Mark Ellis is headed to disabled list with a hamstring injury suffered last night, so the A’s have called up Jemile Weeks from Triple-A to take over as the starting second baseman.
Weeks will be in the lineup tonight as Oakland’s leadoff hitter, which has primarily been Coco Crisp’s spot in the batting order.
Weeks is the younger brother of Brewers second baseman Rickie Weeks and was the A’s first-round pick in 2008. He had mediocre numbers at Single-A and Double-A, but has hit .321 with 10 steals and an .862 OPS in 45 games at Triple-A, drawing nearly as many walks (29) as strikeouts (32) while getting on base at a .414 clip.
He projects as a solid regular rather than a semi-star like his brother and Weeks may have to impress right away to hang onto a roster spot once Ellis is ready to return, but in the meantime the A’s will take an early look at Ellis’ long-term replacement.
Rob Biertempfel of The Athletic reports that the Pirates have decided to convert outfielder JB Shuck into a two-way player. Recent comments relayed from the club’s director of player development, Larry Broadway, indicated that the outfielder would be coached in developing his pitching skills while working at Triple-A Indianapolis.
Per Broadway, the change would be enacted to help the veteran outfielder develop some much-needed versatility in the majors, where he’s only ever been limited to outfield and DH responsibilities. Well, except for the two games in which he pitched an inning of relief: once, against the Nationals in a blowout 11-4 loss in 2016, then in a similarly painful loss to the Diamondbacks this past April. During the latter outing, he finished the game with a 13-pitch ninth inning after allowing just one hit and one walk.

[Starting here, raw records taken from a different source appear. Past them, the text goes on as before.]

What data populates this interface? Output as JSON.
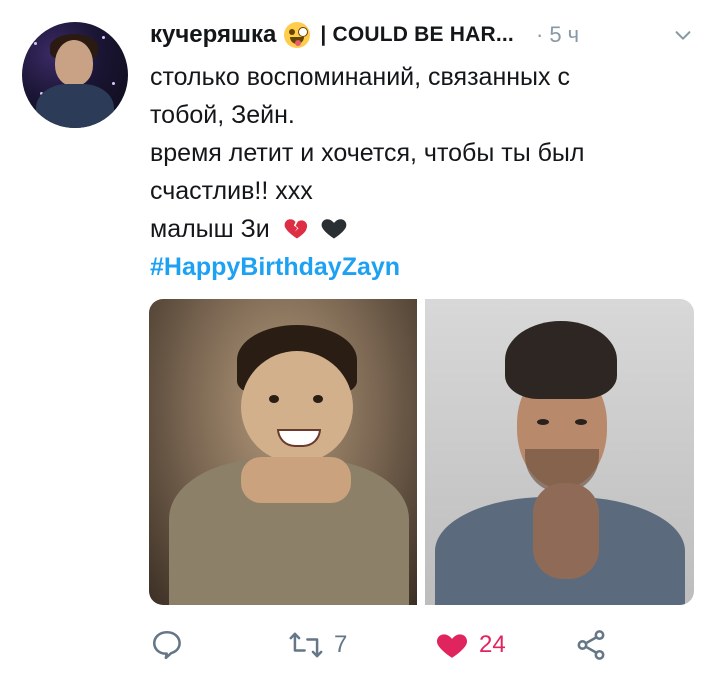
{
  "tweet": {
    "author_name": "кучеряшка",
    "author_handle": "| COULD BE HAR...",
    "separator": "·",
    "time": "5 ч",
    "lines": [
      "столько воспоминаний, связанных с",
      "тобой, Зейн.",
      "время летит и хочется, чтобы ты был",
      "счастлив!! xxx",
      "малыш Зи"
    ],
    "hashtag": "#HappyBirthdayZayn",
    "emoji_after_name": "zany-face-emoji",
    "emojis_after_text": [
      "broken-heart-emoji",
      "black-heart-emoji"
    ]
  },
  "actions": {
    "reply_count": "",
    "retweet_count": "7",
    "like_count": "24",
    "liked": true
  },
  "colors": {
    "link": "#1da1f2",
    "muted": "#8899a6",
    "like": "#e0245e"
  }
}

Add to that one minor-league outing in 2012, and the 31-year-old Shuck has pitched just three times over the course of his 12-season career in pro ball. While he has three years of experience on the mound from his college days, he’ll need quite a bit of preparation to handle the kind of workload expected from a two-way outfielder/reliever: 20+ innings pitched over a season and 20+ games played as a designated hitter or position player.
Still, his lack of experience doesn’t seem to faze Broadway, at least not this early in the process. There’s no word yet on how soon Shuck would be expected to debut his new skillset on a major-league level.